No. 146, Aug. 20, 2020
Hello Revelator readers,
Good news: Mangrove forests are helping to protect communities against climate-charged storms. Bad news: They could be wiped out by rising seas. Here's a look at what's at stake and what it will take to save these critical forests.
Sea-level rise is a problem for cities, too. On the southeast coast of the United States communities are already getting swamped. We talk to local experts about wetlands, sea walls, managed retreat and the difficulties of planning for a wetter future.
Want to solve a biodiversity mystery? So do scientists in Papua New Guinea, who are trying to find one of the most threatened species on Earth to help give it a fighting chance.
The only thing hotter than Death Valley these days is our latest review of the best new climate books of the summer.
Plastic pollution is a huge problem now, but scientists back in the 1970s knew the threats. So how come we didn't hear about it then?
Subscriber bonus: The Wild 5
Here are five more stories we're watching this week.
1. "Trump Finalizes Drilling Plan for Arctic National Wildlife Refuge" (The Washington Post)
2. "'They Deserve to Be Heard': Sick and Dying Coal Ash Cleanup Workers Fight for Their Lives" (The Guardian)
3. "What Have We Done to the Whale?" (The New Yorker)
4. "Trump to Withdraw Polarizing Nominee to Lead Bureau of Land Management" (NPR)
5. "Elephant Shrew Rediscovered in Africa After 50 years" (BBC)
What should we cover next?
Our stories rely on insight from experts, frontline activists and readers around the world — especially these days, when so much damage is being done behind the scenes, out of the public eye. We want to hear from you, so please drop us a line anytime.

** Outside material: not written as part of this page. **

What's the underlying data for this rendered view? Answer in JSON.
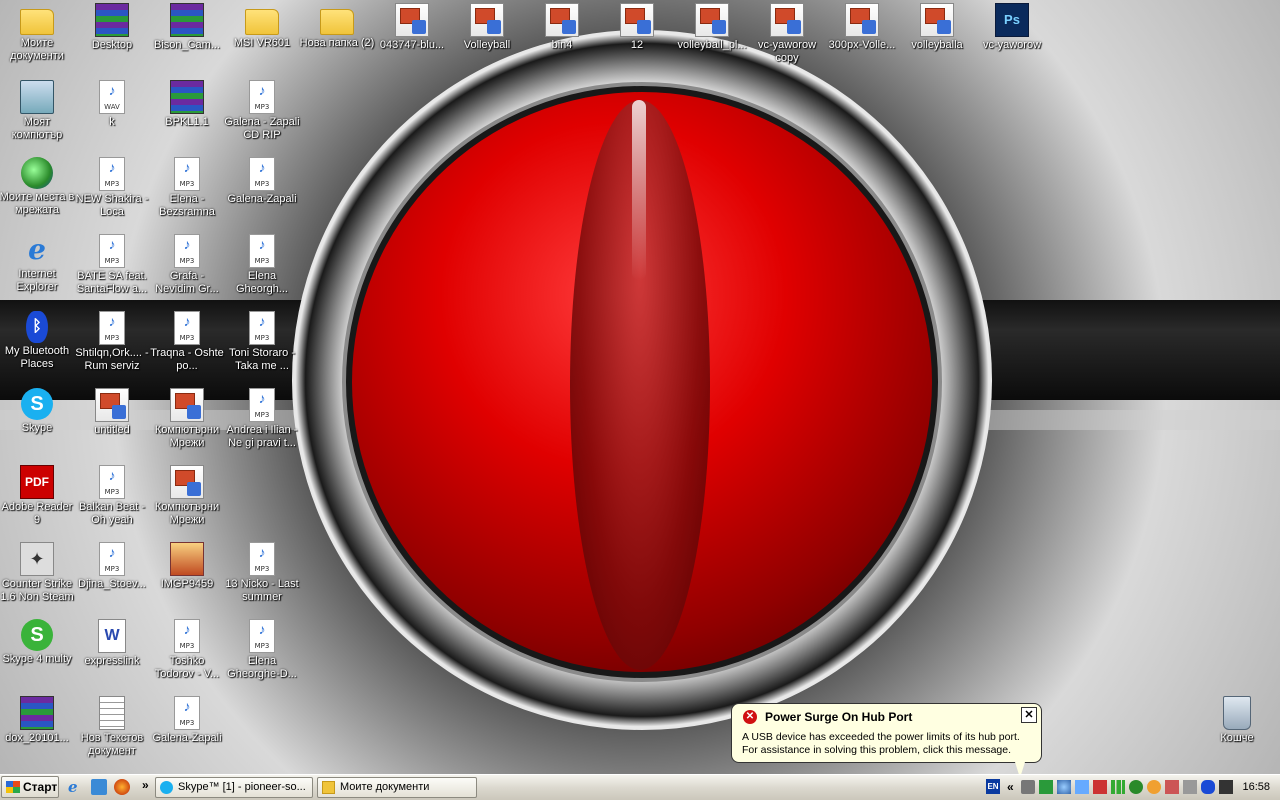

"Forever chemicals" are seeping into the ocean, traveling around the globe and persisting in the sea for decades. What are the risks to marine animals and humans? We've got the scoop.

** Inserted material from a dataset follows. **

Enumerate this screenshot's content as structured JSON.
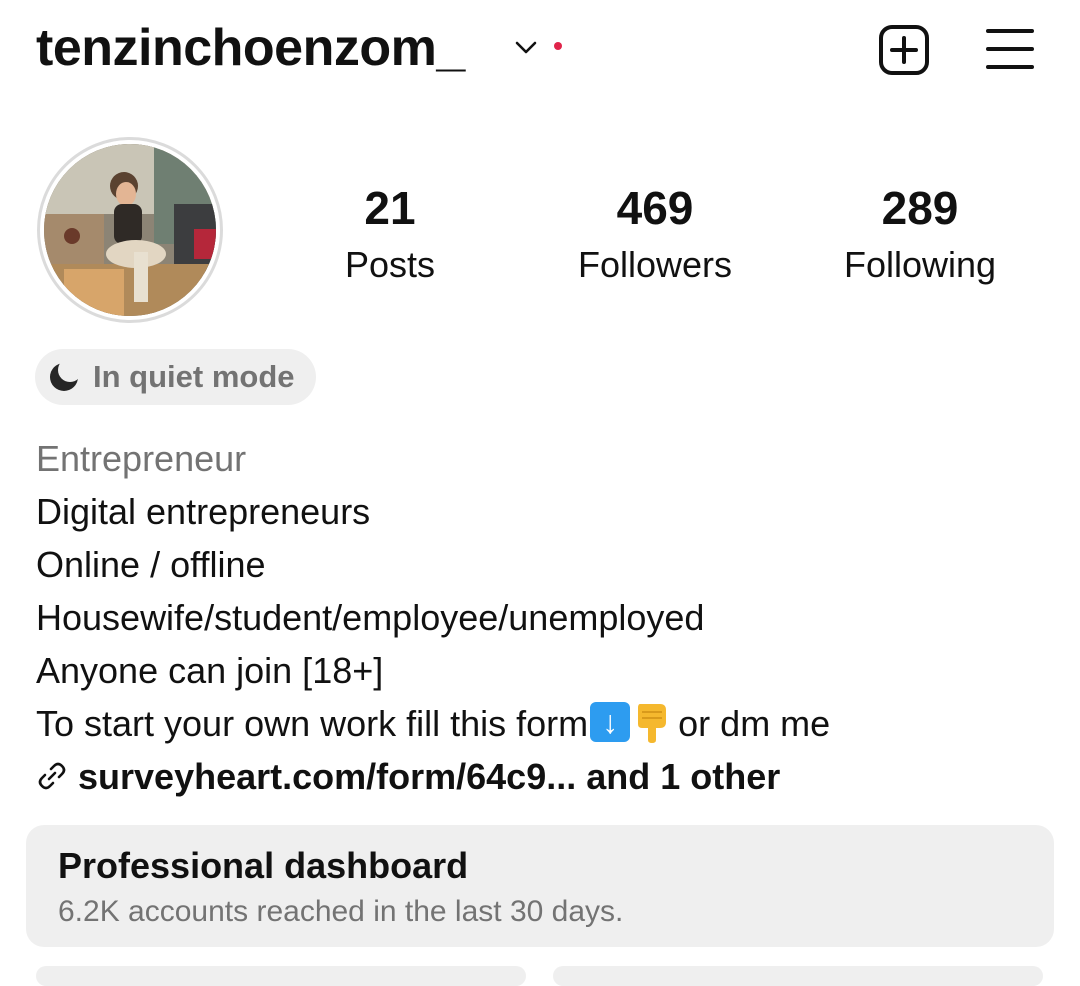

Look for our latest links in next Thursday's newsletter — or follow us on Twitter and Facebook for headlines as they go live.
As always, thank you for reading — and stay safe.